[Stored data]
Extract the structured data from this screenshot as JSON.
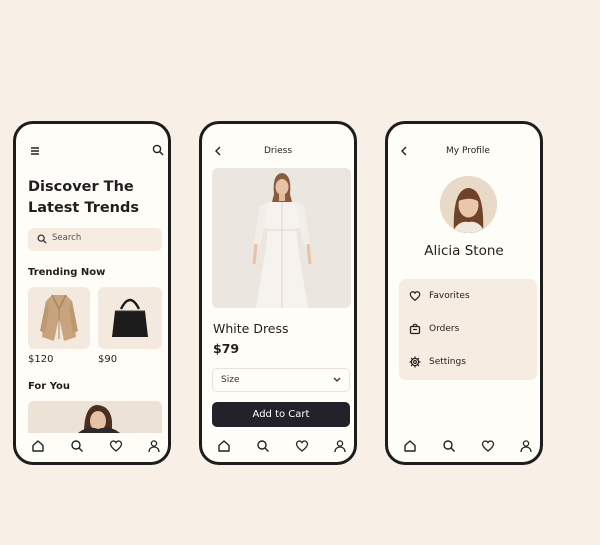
{
  "screens": {
    "home": {
      "title_line1": "Discover The",
      "title_line2": "Latest Trends",
      "search_placeholder": "Search",
      "trending_heading": "Trending Now",
      "trending_items": [
        {
          "icon": "coat-image",
          "price": "$120"
        },
        {
          "icon": "handbag-image",
          "price": "$90"
        }
      ],
      "for_you_heading": "For You"
    },
    "product": {
      "header_title": "Driess",
      "name": "White Dress",
      "price": "$79",
      "size_label": "Size",
      "cart_button": "Add to Cart"
    },
    "profile": {
      "header_title": "My Profile",
      "user_name": "Alicia Stone",
      "menu": [
        "Favorites",
        "Orders",
        "Settings"
      ]
    }
  },
  "nav_icons": [
    "home-icon",
    "search-icon",
    "heart-icon",
    "user-icon"
  ],
  "colors": {
    "background": "#f8efe6",
    "screen": "#fffdf8",
    "card": "#f6ece1",
    "button": "#22222a",
    "text": "#1f1f1f"
  }
}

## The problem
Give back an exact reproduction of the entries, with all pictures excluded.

## Finished exercise
Extract the structured data from this screenshot as JSON.
{
  "screens": {
    "home": {
      "title_line1": "Discover The",
      "title_line2": "Latest Trends",
      "search_placeholder": "Search",
      "trending_heading": "Trending Now",
      "trending_items": [
        {
          "icon": "coat-image",
          "price": "$120"
        },
        {
          "icon": "handbag-image",
          "price": "$90"
        }
      ],
      "for_you_heading": "For You"
    },
    "product": {
      "header_title": "Driess",
      "name": "White Dress",
      "price": "$79",
      "size_label": "Size",
      "cart_button": "Add to Cart"
    },
    "profile": {
      "header_title": "My Profile",
      "user_name": "Alicia Stone",
      "menu": [
        "Favorites",
        "Orders",
        "Settings"
      ]
    }
  },
  "nav_icons": [
    "home-icon",
    "search-icon",
    "heart-icon",
    "user-icon"
  ],
  "colors": {
    "background": "#f8efe6",
    "screen": "#fffdf8",
    "card": "#f6ece1",
    "button": "#22222a",
    "text": "#1f1f1f"
  }
}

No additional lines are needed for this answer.